      “We’re a sextet, but it’s led by the three of us,” Duncombe says. “The typical arrangement in country music is a singer-songwriter surrounded by their band, but we found that we each had very different voices, and when they come together they sound really great. Working with three-part harmonies gives us a skin-tingling edge.”

      Grain adds with a laugh, “We joke that it takes the three of us to make a one-piece.”

      Currently in the midst of completing a full-length debut album, the Washboard Union is writing with some of Nashville’s premier names. The record is scheduled for a release in early 2018—the group is still polishing up some of the LP’s tracks—but Warner Music Canada couldn’t wait to put out a first single.

      “When the label heard our new track ‘Shine’, they were pretty excited about it,” Roberts says. “They wanted to release it straight away.”

      Grain jumps in with, “On the new album, our writing is getting more cohesive, and we’re collaborating with more people so we’ve got a larger pool to choose from. We took a real leap forward with In My Bones, but we didn’t have any fans. That record was a calling card to let people know what kind of music we were doing—something that tells a real story.
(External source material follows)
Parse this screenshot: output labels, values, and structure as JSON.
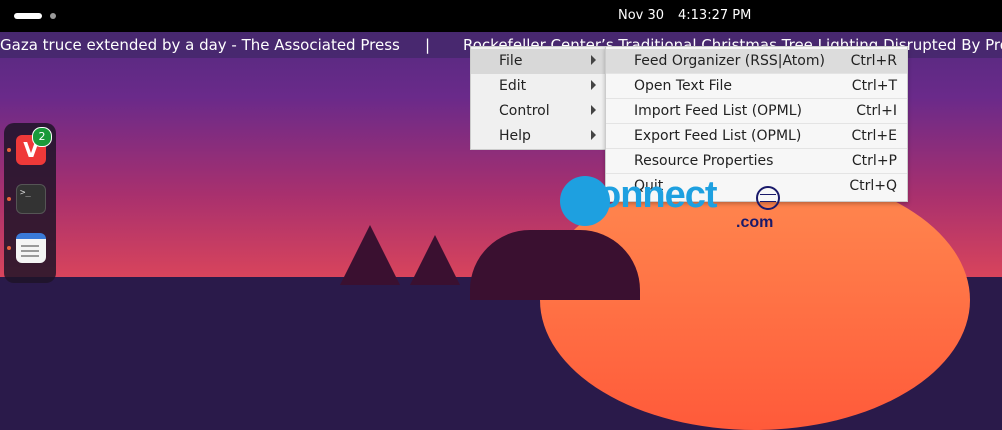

We feel liberated to explore that sound and make it into a full statement on the album.”

      The Washboard Union: "Maybe it's the Moonshine"

      The Washboard Union plays Rockin’ River Music Fest next Friday (August 4).

      Follow Kate Wilson on Twitter @KateWilsonSays